The lawsuit charged that the new mandatory lease agreement violates current federal statutes and regulations concerning federally-subsidized housing, is unconstitutionally vague, and violates the Fifth Amendment's guarantees of due process of law and freedom of association.

In September, Holiday Venice Properties residents received the new lease addendum--which Alliance Housing said was required by HUD--that would subject them to "one-strike" evictions if they, or any member of their household, guest or other person under the resident's control, were to "engage in or facilitate criminal activity...within a three block radius of the property."

The letter received today by ACLU attorney Daniel Tokaji and Rocio Cordoba reads:

"After receiving your complaint and letter, and in order to avoid costly and time consuming litigation, Alliance Housing Management, Inc. has decided to withdraw the requirement that the plaintiffs sign the HUD Drug Free Addendum. Your clients will remain tenants based upon the existing lease and no action will be taken against them for not signing I hope that this meets with your approval and the case can now be dismissed. I only wish that we had able to resolve this matter with the ACLU Foundation before the case was filed." (Letter follows)

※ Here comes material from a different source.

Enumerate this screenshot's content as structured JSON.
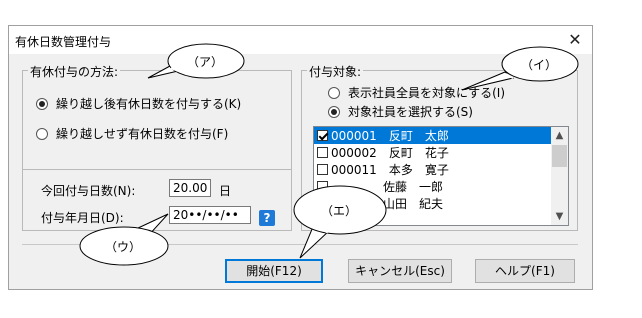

Dan Tokaji, ACLU staff attorney said, "Ms. Des Verney, Ms. Anderson and Ms. Holmes are law-abiding tenants. They made every effort to resolve the matter amicably without litigation to no avail. We are very pleased that they and their families will be permitted to remain in their homes through the holidays. Let's hope that this case will send a clear message that the Bill of Rights protects everyone. By having the courage to stand up for their rights, these three women have protected the constitutional rights of us all."